In the case of Wardars Import and Export Ltd vs W.Norwood & Sons (1968) 2 WLR 1440, X had 1500 cartons of frozen kidneys in Y’s warehouse. He sold 600 cartons to Z and gave him a delivery note addressed to Y. When Z’s carrier arrived at the warehouse, he saw that the 600 cartons were already out on the pavement. Y accepted the delivery note from the carrier. At 8 am, loading started, however, the carrier didn’t turn on the refrigerator in his van till 10 am by which time the cartons on the pavement were dripping.
Loading was concluded at 12 pm and the carrier signed a receipt stating that he had received the goods in soft condition. On delivery to Z, it was found out that the goods were of unmerchantable quality. and thus Z refused to pay.
In court it was held that property in the goods passed when Y, a third party, acknowledged that the goods were for Z by accepting the delivery note. Thus, since property had already passed to the buyer when the damage to the goods occured, the risk would have to be borne by the buyer.

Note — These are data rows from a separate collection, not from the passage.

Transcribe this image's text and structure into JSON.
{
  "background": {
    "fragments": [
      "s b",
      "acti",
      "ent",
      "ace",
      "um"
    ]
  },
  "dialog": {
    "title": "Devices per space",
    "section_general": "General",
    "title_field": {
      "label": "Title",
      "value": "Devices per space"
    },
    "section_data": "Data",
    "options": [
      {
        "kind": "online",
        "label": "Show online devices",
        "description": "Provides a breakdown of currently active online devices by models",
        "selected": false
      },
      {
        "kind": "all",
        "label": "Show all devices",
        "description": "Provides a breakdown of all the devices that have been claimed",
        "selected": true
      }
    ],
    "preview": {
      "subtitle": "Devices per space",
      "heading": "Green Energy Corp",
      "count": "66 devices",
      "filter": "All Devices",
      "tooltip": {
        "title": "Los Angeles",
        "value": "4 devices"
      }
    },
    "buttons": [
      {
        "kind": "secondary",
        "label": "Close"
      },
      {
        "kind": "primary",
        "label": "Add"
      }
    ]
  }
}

Exceptions To The Rule
- Where there is a contrary agreement between the parties, the agreement binds them;s.20
- If delay is caused by either of the parties, the party responsible for the delay would bear the risk;S.20.
- For goods that are sent by sea, the right passes if the carrier successfully delivers them to the buyer. However, the seller should inform the buyer of the need to insure the goods. If the buyer refuses to insure the goods, the risk passes to the buyer; 32 SOGA.
- Where the seller agrees to deliver the goods at a place other than the agreed place at the instance of the buyer, the buyer would bear the risk of deterioration in the course of transit; S.33 SOGA.
- Lecture on Commercial Law delivered by Dr. Mrs H.I Saadu, Faculty of Law, University of Ilorin.
- MC Okany: Nigerian Commercial Law
- Sales of Goods Act
Author: Olanrewaju Olamide
Olamide is an avid reader who believes that no knowledge is wasted. If he is not surfing the internet, he would be doing something else to get more information, whatever that is.